In Denmark during the early 1970s, news anchor Anna (Trine Dyrholm) and her professor husband Erik (Ulrich Thomsen) inherit a large house by the sea. Unable to determine whether to sell it for a good price or live in the affluent neighbourhood, the couple decides to use the space as a commune. Soon, left-wing Danes are taking up shelter and making agendas about how to behave in the house, which sometimes irk the more traditional owners. However, when Erik starts an affair with one of his students, Emma (Helene Reingaard Neumann), and she joins him in the communal home, tension grows in the freewheeling space.

The Commune, surprisingly, is less about the numerous inhabitants of the spacious home by the sea. Instead, the narrative is more of a chamber drama. In its latter half, it focuses mainly on Anna as her husband’s infidelity and his young ingénue tilt her life out of balance. It is fascinating to see how a space with espoused liberal values slowly reveals Erik’s patriarchal grip on the space. Thomsen, more blunt than bohemian, gets some lovely moments as Erik reveals his own mistakes and insecurities. Meanwhile, Dyrholm gives a quietly devastating performance as a woman trapped in her own home, rustling alone in her bed. (Both actors were previously in director Thomas Vinterberg’s The Celebration. It makes one wonder whether The Commune could have benefitted more from the jarring intimacy associated with the Dogme movement.)

Vinterberg’s new film, which he wrote with Tobias Lindholm, is an adaptation of his stage play. This production detail mostly resonates during long, although tautly written discussions around the living room table. Yet despite the ensemble nature of the story, many of the residents are relegated to bit parts. (Some, thankfully, provide comic relief from the uncomfortable family drama.) The lack of characterization could have been more of a gaping issue for The Commune, as the prickly love triangle involving Anna, Erik, and Emma absorbs much of the film’s latter half. But the performances there are superb and affecting. Vinterberg finds clever ways to light and stage parallel sequences involving Anna and Emma – even their names are similar.

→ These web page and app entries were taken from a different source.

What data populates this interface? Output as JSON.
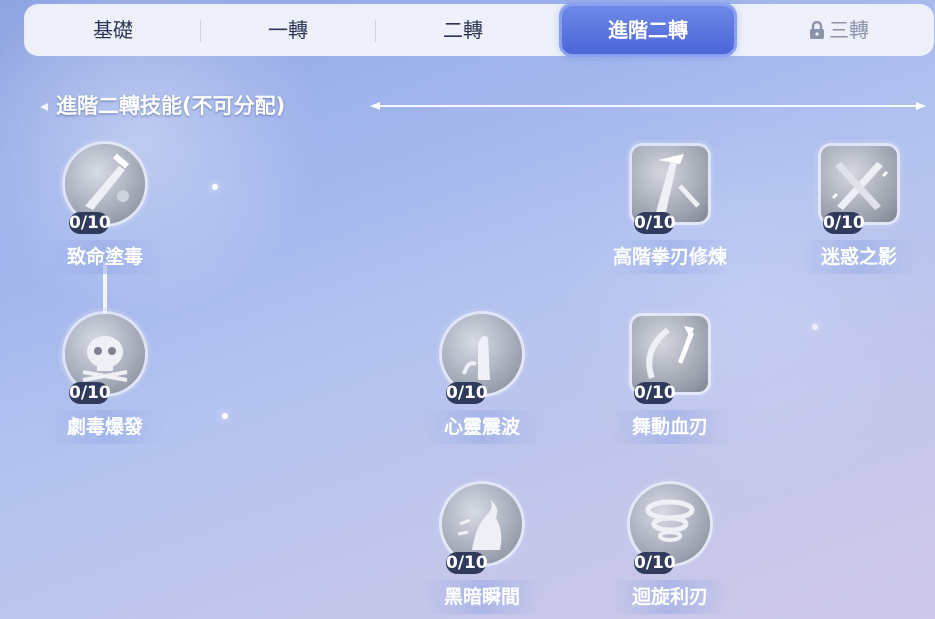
{
  "tabs": [
    {
      "label": "基礎",
      "active": false,
      "locked": false
    },
    {
      "label": "一轉",
      "active": false,
      "locked": false
    },
    {
      "label": "二轉",
      "active": false,
      "locked": false
    },
    {
      "label": "進階二轉",
      "active": true,
      "locked": false
    },
    {
      "label": "三轉",
      "active": false,
      "locked": true
    }
  ],
  "section_title": "進階二轉技能(不可分配)",
  "skills": [
    {
      "name": "致命塗毒",
      "level": "0/10",
      "icon": "poison-sword-icon"
    },
    {
      "name": "劇毒爆發",
      "level": "0/10",
      "icon": "skull-icon"
    },
    {
      "name": "心靈震波",
      "level": "0/10",
      "icon": "palm-wave-icon"
    },
    {
      "name": "黑暗瞬間",
      "level": "0/10",
      "icon": "shadow-figure-icon"
    },
    {
      "name": "高階拳刃修煉",
      "level": "0/10",
      "icon": "claw-blade-icon"
    },
    {
      "name": "舞動血刃",
      "level": "0/10",
      "icon": "spinning-blade-icon"
    },
    {
      "name": "迴旋利刃",
      "level": "0/10",
      "icon": "tornado-icon"
    },
    {
      "name": "迷惑之影",
      "level": "0/10",
      "icon": "crossed-swords-icon"
    }
  ],
  "colors": {
    "accent": "#5a74e0",
    "badge": "#2f3a5c",
    "background": "#a9b9ee"
  }
}
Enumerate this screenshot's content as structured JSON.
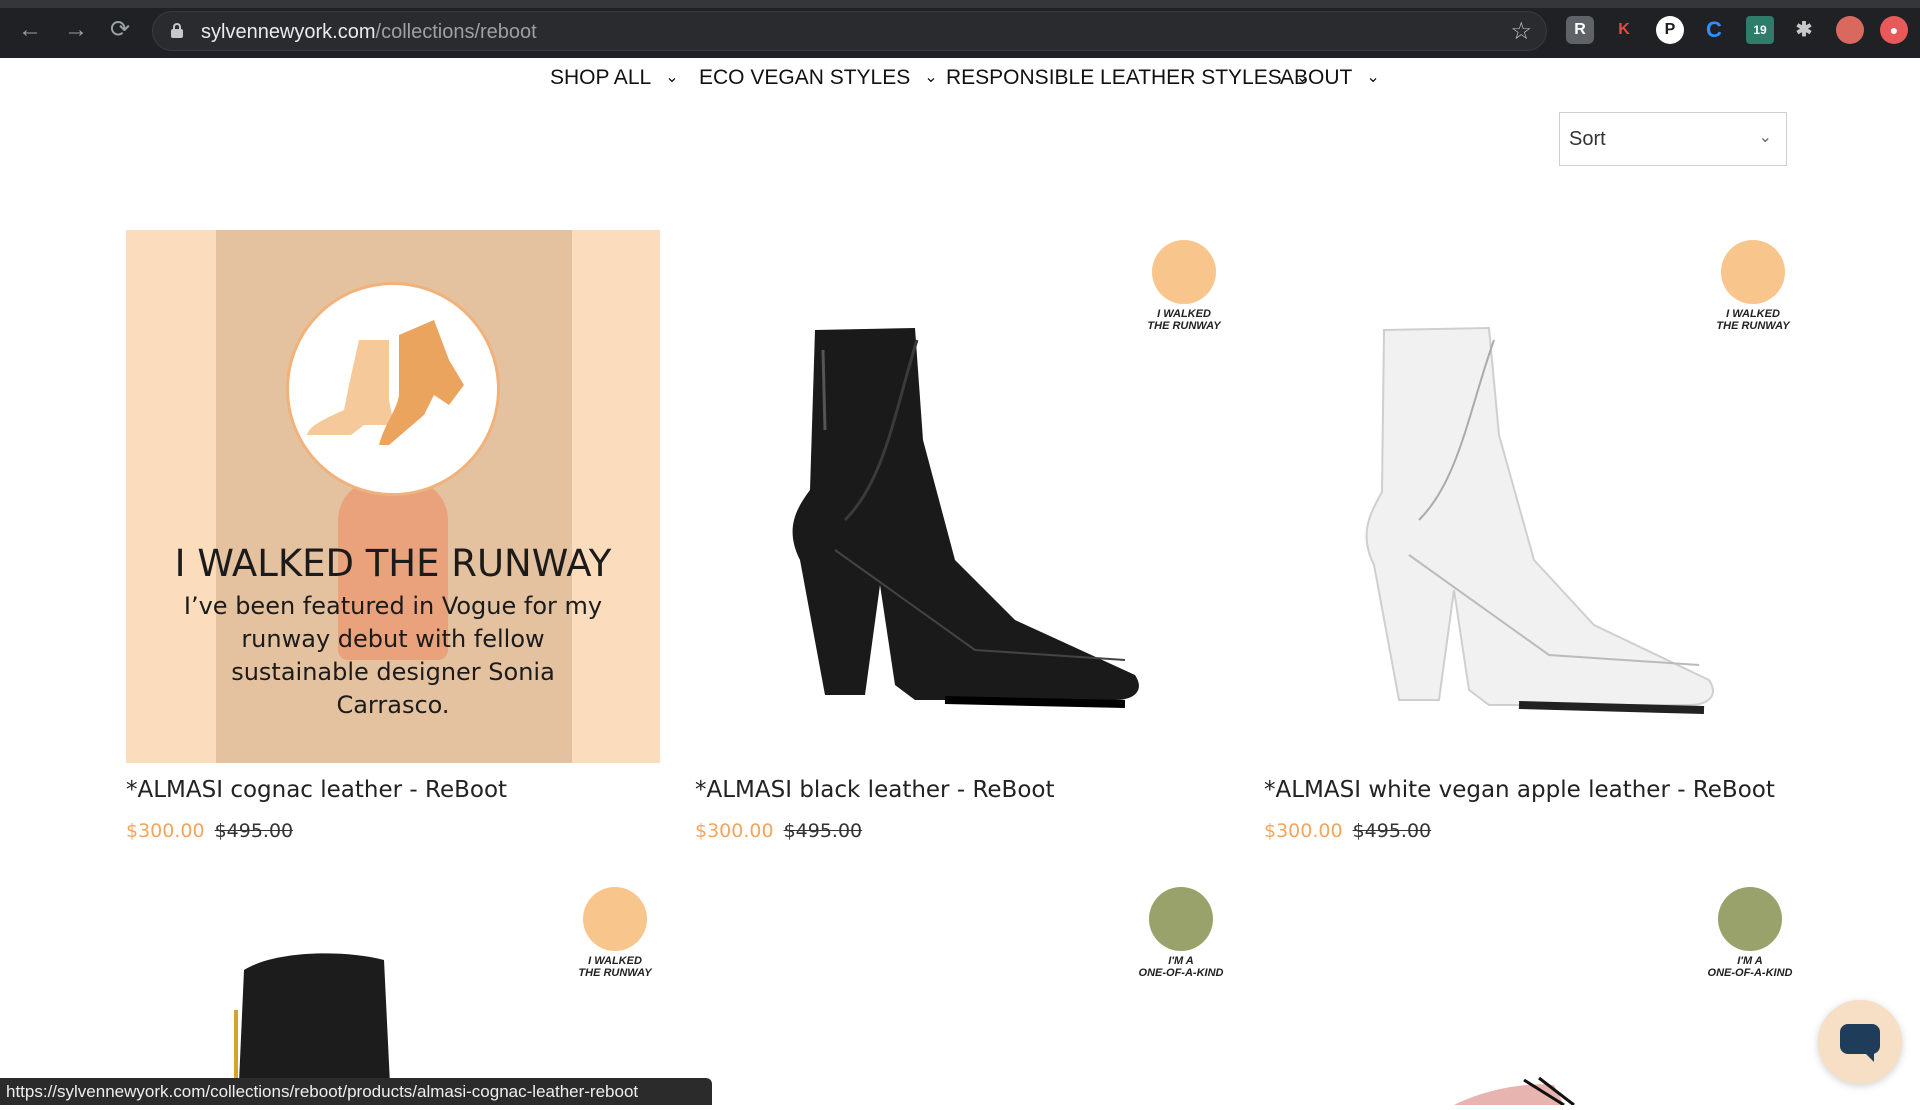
{
  "browser": {
    "url_host": "sylvennewyork.com",
    "url_path": "/collections/reboot",
    "status_url": "https://sylvennewyork.com/collections/reboot/products/almasi-cognac-leather-reboot",
    "extensions": [
      {
        "name": "extension-r",
        "glyph": "R",
        "color": "#8a8a8a"
      },
      {
        "name": "extension-k",
        "glyph": "K",
        "color": "#e54a4a"
      },
      {
        "name": "pinterest",
        "glyph": "P",
        "color": "#ffffff"
      },
      {
        "name": "extension-c",
        "glyph": "C",
        "color": "#2f8fff"
      },
      {
        "name": "calendar",
        "glyph": "19",
        "color": "#2e7d6a"
      },
      {
        "name": "puzzle",
        "glyph": "✱",
        "color": "#c8c8c8"
      },
      {
        "name": "profile",
        "glyph": "",
        "color": "#d9695f"
      },
      {
        "name": "extension-red",
        "glyph": "●",
        "color": "#e85a5a"
      }
    ]
  },
  "nav": {
    "items": [
      {
        "label": "SHOP ALL"
      },
      {
        "label": "ECO VEGAN STYLES"
      },
      {
        "label": "RESPONSIBLE LEATHER STYLES"
      },
      {
        "label": "ABOUT"
      }
    ]
  },
  "sort": {
    "label": "Sort"
  },
  "promo": {
    "title": "I WALKED THE RUNWAY",
    "description": "I’ve been featured in Vogue for my runway debut with fellow sustainable designer Sonia Carrasco."
  },
  "badges": {
    "runway": "I WALKED\nTHE RUNWAY",
    "one_of_a_kind": "I'M A\nONE-OF-A-KIND"
  },
  "products": [
    {
      "title": "*ALMASI cognac leather - ReBoot",
      "sale_price": "$300.00",
      "original_price": "$495.00"
    },
    {
      "title": "*ALMASI black leather - ReBoot",
      "sale_price": "$300.00",
      "original_price": "$495.00"
    },
    {
      "title": "*ALMASI white vegan apple leather - ReBoot",
      "sale_price": "$300.00",
      "original_price": "$495.00"
    }
  ],
  "colors": {
    "accent_price": "#f2a55c",
    "badge_runway": "#f8c58d",
    "badge_one_of_a_kind": "#9aa26b",
    "chat_icon": "#1f3d5b"
  }
}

Still, there is a lack to what should be a more bustling 112-minute film. Some subplots, including the coming-of-age for Anna and Erik’s daughter, Freja (Martha Sofie Wallstrøm Hansen), needed more of a presence. There is a richer and more daring film to be made about the lives of a group of fiery progressives during the Vietnam era. One wonders why a film with this elaborate cast of characters could feel, aside from some full frontal nudity, so conservative.